Unlike organic food products that carry the U.S. Department of Agriculture’s (USDA) organic seal, fertilizers and soil amendments allowed in organic farming do not have a national logo that identifies them. Also, labeling regulations for fertilizers vary from state to state, and the word ‘organic’ on these products often refers only to the chemical composition of the product.

 Here are some easy tips you can follow as you look for organic fertilizers for your home garden:

1. Look for the OMRI Listed seal.
The Organic Materials Review Institute (OMRI) is a nonprofit organization that provides an independent review of products intended for use in certified organic farming, processing and handling, and checks fertilizers, soil amendments, and other products against the
National Organic Standards.

2. Look at labels. 
Look for labels that say:

  • “This fertilizer product is allowed for use in organic production”
  • “Meets National Organic Program requirements for organic production”
  • “ Suitable for organic farming”
  • “Acceptable for use in organic production”
  • “Meets the requirements of the National Organic Program (NOP) for use in organic production;" or
  • “This product is listed by the Organic Materials Review Institute (OMRI) for use in organic production.”

Such statements are currently in use or have been approved for use on labels of fertilizer and soil amendment products allowed in organic production. Please remember that certifying agents always makes the final determination of whether a product is allowed for use on a certified organic farm.

3. Use TOPO.
You can find suppliers of fertilizer products allowed in organic farming and gardening on OTA’s The Organic Pages Online™ under ‘Farm Supplies’: . This directory includes a wide range of products such as blended dry fertilizers, composts, liquid fertilizers, micronutrients, soil conditioners, and a variety of other organic garden inputs.

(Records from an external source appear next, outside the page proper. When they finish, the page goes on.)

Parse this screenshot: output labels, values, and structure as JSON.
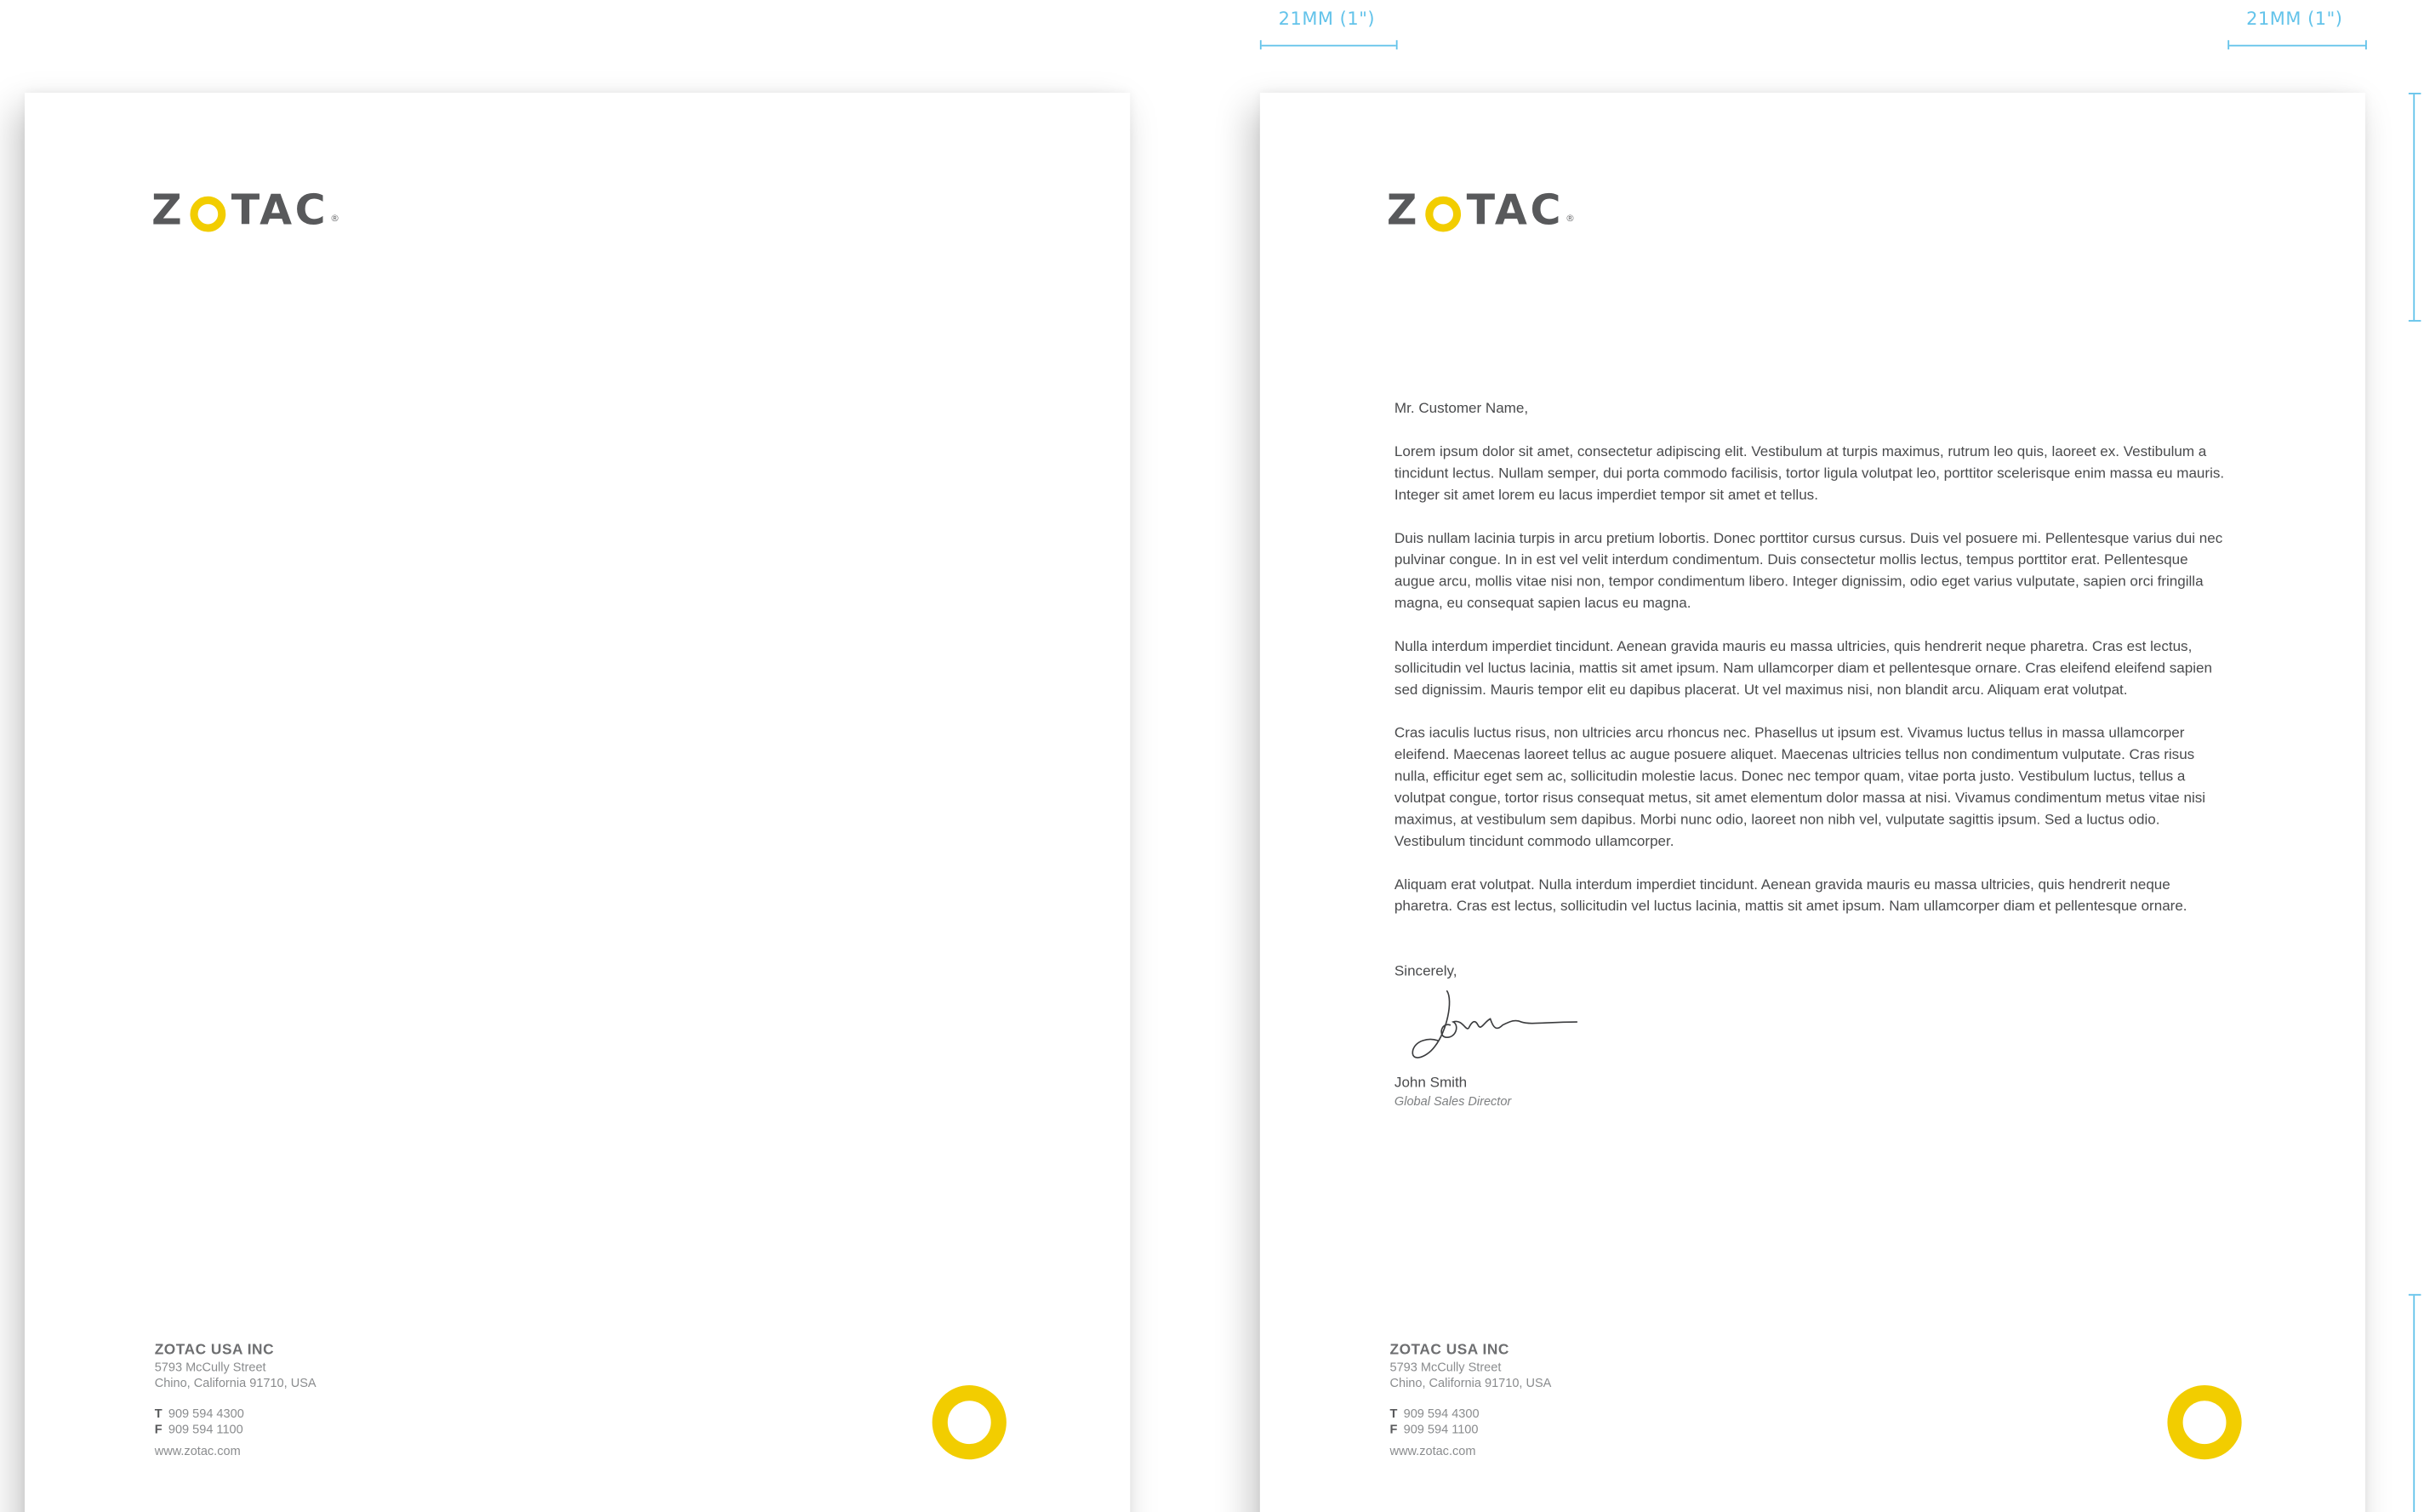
{
  "brand": {
    "logo_text_before": "Z",
    "logo_text_after": "TAC",
    "registered": "®",
    "accent_color": "#f2cd00",
    "logo_gray": "#58595b",
    "dimension_color": "#63c3ea"
  },
  "dimensions": {
    "left_margin_label": "21MM (1\")",
    "right_margin_label": "21MM (1\")"
  },
  "footer": {
    "company": "ZOTAC USA INC",
    "street": "5793 McCully Street",
    "city": "Chino, California 91710, USA",
    "phone_label": "T",
    "phone": "909 594 4300",
    "fax_label": "F",
    "fax": "909 594 1100",
    "website": "www.zotac.com"
  },
  "letter": {
    "salutation": "Mr. Customer Name,",
    "paragraphs": [
      "Lorem ipsum dolor sit amet, consectetur adipiscing elit. Vestibulum at turpis maximus, rutrum leo quis, laoreet ex. Vestibulum a tincidunt lectus. Nullam semper, dui porta commodo facilisis, tortor ligula volutpat leo, porttitor scelerisque enim massa eu mauris. Integer sit amet lorem eu lacus imperdiet tempor sit amet et tellus.",
      "Duis nullam lacinia turpis in arcu pretium lobortis. Donec porttitor cursus cursus. Duis vel posuere mi. Pellentesque varius dui nec pulvinar congue. In in est vel velit interdum condimentum. Duis consectetur mollis lectus, tempus porttitor erat. Pellentesque augue arcu, mollis vitae nisi non, tempor condimentum libero. Integer dignissim, odio eget varius vulputate, sapien orci fringilla magna, eu consequat sapien lacus eu magna.",
      "Nulla interdum imperdiet tincidunt. Aenean gravida mauris eu massa ultricies, quis hendrerit neque pharetra. Cras est lectus, sollicitudin vel luctus lacinia, mattis sit amet ipsum. Nam ullamcorper diam et pellentesque ornare. Cras eleifend eleifend sapien sed dignissim. Mauris tempor elit eu dapibus placerat. Ut vel maximus nisi, non blandit arcu. Aliquam erat volutpat.",
      "Cras iaculis luctus risus, non ultricies arcu rhoncus nec. Phasellus ut ipsum est. Vivamus luctus tellus in massa ullamcorper eleifend. Maecenas laoreet tellus ac augue posuere aliquet. Maecenas ultricies tellus non condimentum vulputate. Cras risus nulla, efficitur eget sem ac, sollicitudin molestie lacus. Donec nec tempor quam, vitae porta justo. Vestibulum luctus, tellus a volutpat congue, tortor risus consequat metus, sit amet elementum dolor massa at nisi. Vivamus condimentum metus vitae nisi maximus, at vestibulum sem dapibus. Morbi nunc odio, laoreet non nibh vel, vulputate sagittis ipsum. Sed a luctus odio. Vestibulum tincidunt commodo ullamcorper.",
      "Aliquam erat volutpat. Nulla interdum imperdiet tincidunt. Aenean gravida mauris eu massa ultricies, quis hendrerit neque pharetra. Cras est lectus, sollicitudin vel luctus lacinia, mattis sit amet ipsum. Nam ullamcorper diam et pellentesque ornare."
    ],
    "closing": "Sincerely,",
    "signer_name": "John Smith",
    "signer_title": "Global Sales Director"
  }
}
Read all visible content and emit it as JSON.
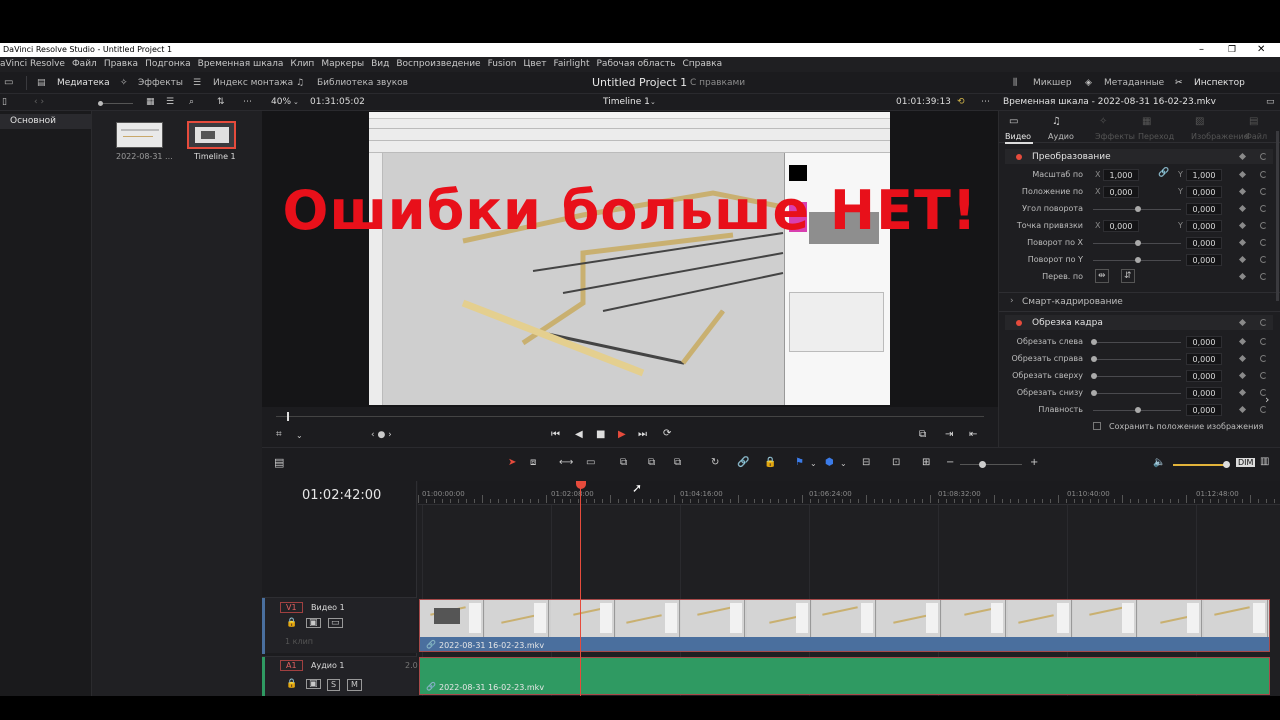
{
  "window": {
    "title": "DaVinci Resolve Studio - Untitled Project 1"
  },
  "menu": [
    "aVinci Resolve",
    "Файл",
    "Правка",
    "Подгонка",
    "Временная шкала",
    "Клип",
    "Маркеры",
    "Вид",
    "Воспроизведение",
    "Fusion",
    "Цвет",
    "Fairlight",
    "Рабочая область",
    "Справка"
  ],
  "toolbar": {
    "media": "Медиатека",
    "effects": "Эффекты",
    "edit_index": "Индекс монтажа",
    "sound_library": "Библиотека звуков",
    "project": "Untitled Project 1",
    "project_status": "С правками",
    "mixer": "Микшер",
    "metadata": "Метаданные",
    "inspector": "Инспектор"
  },
  "viewer_bar": {
    "zoom": "40%",
    "source_tc": "01:31:05:02",
    "timeline_name": "Timeline 1",
    "timeline_tc": "01:01:39:13"
  },
  "bins": {
    "root": "Основной"
  },
  "media": [
    {
      "name": "2022-08-31 ..."
    },
    {
      "name": "Timeline 1"
    }
  ],
  "overlay_text": "Ошибки больше НЕТ!",
  "inspector": {
    "clip_title": "Временная шкала - 2022-08-31 16-02-23.mkv",
    "tabs": [
      "Видео",
      "Аудио",
      "Эффекты",
      "Переход",
      "Изображение",
      "Файл"
    ],
    "transform": {
      "title": "Преобразование",
      "zoom": {
        "label": "Масштаб по",
        "x": "1,000",
        "y": "1,000"
      },
      "position": {
        "label": "Положение по",
        "x": "0,000",
        "y": "0,000"
      },
      "rotation": {
        "label": "Угол поворота",
        "v": "0,000"
      },
      "anchor": {
        "label": "Точка привязки",
        "x": "0,000",
        "y": "0,000"
      },
      "pitch": {
        "label": "Поворот по X",
        "v": "0,000"
      },
      "yaw": {
        "label": "Поворот по Y",
        "v": "0,000"
      },
      "flip": {
        "label": "Перев. по"
      }
    },
    "smart_reframe": "Смарт-кадрирование",
    "crop": {
      "title": "Обрезка кадра",
      "left": {
        "label": "Обрезать слева",
        "v": "0,000"
      },
      "right": {
        "label": "Обрезать справа",
        "v": "0,000"
      },
      "top": {
        "label": "Обрезать сверху",
        "v": "0,000"
      },
      "bottom": {
        "label": "Обрезать снизу",
        "v": "0,000"
      },
      "soft": {
        "label": "Плавность",
        "v": "0,000"
      },
      "retain": "Сохранить положение изображения"
    },
    "axis": {
      "x": "X",
      "y": "Y"
    }
  },
  "timeline": {
    "timecode": "01:02:42:00",
    "ruler": [
      "01:00:00:00",
      "01:02:08:00",
      "01:04:16:00",
      "01:06:24:00",
      "01:08:32:00",
      "01:10:40:00",
      "01:12:48:00"
    ],
    "tracks": {
      "v1": {
        "id": "V1",
        "name": "Видео 1",
        "clips": "1 клип",
        "clip_name": "2022-08-31 16-02-23.mkv"
      },
      "a1": {
        "id": "A1",
        "name": "Аудио 1",
        "level": "2.0",
        "clip_name": "2022-08-31 16-02-23.mkv",
        "s": "S",
        "m": "M"
      }
    }
  },
  "dim": "DIM",
  "colors": {
    "accent": "#e64b3c",
    "video_clip": "#4a6f9e",
    "audio_clip": "#2f9a62",
    "overlay_text": "#e8101a"
  }
}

4. Know what’s allowed and what's not.
A list of substances allowed and prohibited for organic crop production can be found on the USDA National Organic Program website.

Urea and biosolids are examples of synthetic substances prohibited from use in organic farming that can be found in some fertilizers labeled “organic.”

Manures composted according to NOP standards are allowed for organic production.

If you wish to garden according to the national organic standards or sell your surplus as organic,you must avoid using products containing prohibited substances.



*Article courtesy of Sally Pick.